Give it a little stir to incorporate the ingredients, then simmer uncovered over medium heat until all the water has evaporated and the carrots are fork tender. This will take about 30 minutes.
If the water starts getting low before the carrots are almost done, add a little more water to the pan.
When the carrots are cooked, you’ll be left with a syrupy maple glaze in the pan to stir the carrots into.
For the best results, I like to continue to cook the carrots for 5 to 10 minutes so they start to brown in the pan. A few extra minutes really brings out the natural sweetness of carrots.
Taste a piece and remove from heat when the carrots have reached your desired level of sweetness.
What to Serve with Easy Maple Glazed Carrots
Maple-glazed carrots on the stove top is an easy side dish that goes well with:
- Thanksgiving dinner (FYI: how to have a farm-to-table thanksgiving dinner)
- Whole roast chicken (pasture-raised)
- Pork, such as grilled or pan-fried pork chops
- Christmas dinner, easter dinner – this no fuss side dish will impress your guests!
Frequently Asked Questions
Do glazed carrots reheat well?
Glazed carrots do not reheat well. I have certainly enjoyed left-over maple-glazed carrots that were reheated, but they aren’t the same and I wouldn’t serve them to guests. Glazed carrots shrivel up when they cool and the glaze dries out.
How do you reheat glazed carrots?
Glazed carrots don’t reheat the greatest but if you must, I suggest two ways to reheat glazed carrots.
- Sauté on the stovetop in some butter and a splash or two of water
- Microwave, but sprinkle them with a small amount of water first. Microwave heat is drying and this will help reconstitute some of the moisture in the carrots.
Do carrots glazed with orange juice taste like orange?
No, you won’t notice an orange taste in this delicious side dish. We aren’t using enough orange juice, and what orange flavor is there gets cooked away as the juice evaporates.
Can maple glazed carrots be prepared in advance?
I do not recommend preparing maple glazed carrots in advance. The carrots will shrivel up when they cool and the glaze dries out. Any glazed carrots recipe is best enjoyed fresh.
Maple Glazed Carrots (on the Stovetop)
- 1/2 lb carrots
- 1 tbs pure maple syrup *
- 1 tbs orange juice ** (sugar-free)
- 1/2 tbs unsalted butter
- 1 pinch salt
- Peel and remove the ends from half a pound of carrots. Then slice them into 1/4 inch thick circles.
- Place all ingredients in a frying pan or skillet. Choose a pan that is just large enough to fit all the carrots in a single layer or two.

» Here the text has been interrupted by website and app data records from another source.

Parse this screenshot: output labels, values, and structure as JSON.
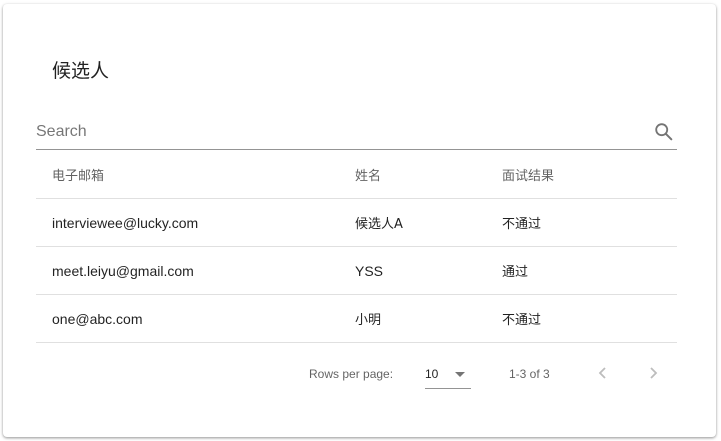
{
  "page": {
    "title": "候选人"
  },
  "search": {
    "placeholder": "Search",
    "value": ""
  },
  "table": {
    "headers": [
      "电子邮箱",
      "姓名",
      "面试结果"
    ],
    "rows": [
      [
        "interviewee@lucky.com",
        "候选人A",
        "不通过"
      ],
      [
        "meet.leiyu@gmail.com",
        "YSS",
        "通过"
      ],
      [
        "one@abc.com",
        "小明",
        "不通过"
      ]
    ]
  },
  "pagination": {
    "rows_per_page_label": "Rows per page:",
    "rows_per_page_value": "10",
    "range": "1-3 of 3"
  },
  "icons": {
    "search": "search-icon",
    "rows_dropdown": "caret-down-icon",
    "previous": "chevron-left-icon",
    "next": "chevron-right-icon"
  },
  "colors": {
    "icon_active": "#757575",
    "icon_disabled": "#bdbdbd",
    "divider": "#e0e0e0"
  }
}
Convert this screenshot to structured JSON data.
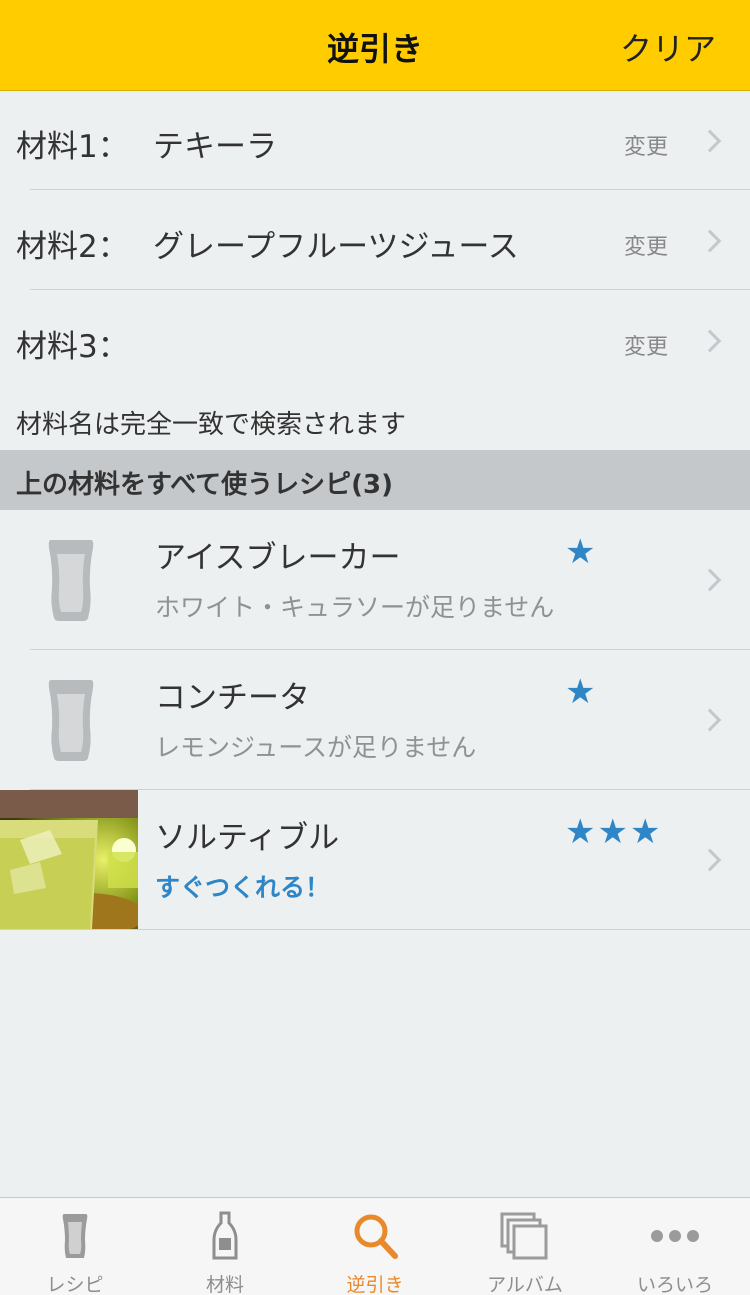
{
  "header": {
    "title": "逆引き",
    "clear_label": "クリア"
  },
  "ingredients": [
    {
      "label": "材料1：",
      "value": "テキーラ",
      "change_label": "変更"
    },
    {
      "label": "材料2：",
      "value": "グレープフルーツジュース",
      "change_label": "変更"
    },
    {
      "label": "材料3：",
      "value": "",
      "change_label": "変更"
    }
  ],
  "note": "材料名は完全一致で検索されます",
  "section_title": "上の材料をすべて使うレシピ(3)",
  "recipes": [
    {
      "name": "アイスブレーカー",
      "stars": "★",
      "status": "ホワイト・キュラソーが足りません",
      "image": "glass-icon"
    },
    {
      "name": "コンチータ",
      "stars": "★",
      "status": "レモンジュースが足りません",
      "image": "glass-icon"
    },
    {
      "name": "ソルティブル",
      "stars": "★★★",
      "status": "すぐつくれる！",
      "image": "photo"
    }
  ],
  "tabs": [
    {
      "label": "レシピ",
      "icon": "glass-icon",
      "active": false
    },
    {
      "label": "材料",
      "icon": "bottle-icon",
      "active": false
    },
    {
      "label": "逆引き",
      "icon": "search-icon",
      "active": true
    },
    {
      "label": "アルバム",
      "icon": "album-icon",
      "active": false
    },
    {
      "label": "いろいろ",
      "icon": "more-icon",
      "active": false
    }
  ],
  "colors": {
    "header": "#ffcc00",
    "accent_blue": "#2f86c6",
    "active_tab": "#e8892b",
    "background": "#edf0f1"
  }
}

- Add enough water to the pan to *almost cover* the carrots. The water line shouldn’t be more than a couple millimeters below, or over, the carrots.
- Give it a little stir to incorporate the ingredients, then simmer uncovered until all the water has evaporated and the carrots are fork tender.If the water starts getting low before the carrots are almost done, add a little more water to the pan.
- When the carrots are cooked, you’ll be left with a sweet maple glaze to stir the carrots into. I personally like to let them go another 5 to 10 minutes so they start to brown – this helps bring out the natural sweetness of the carrots.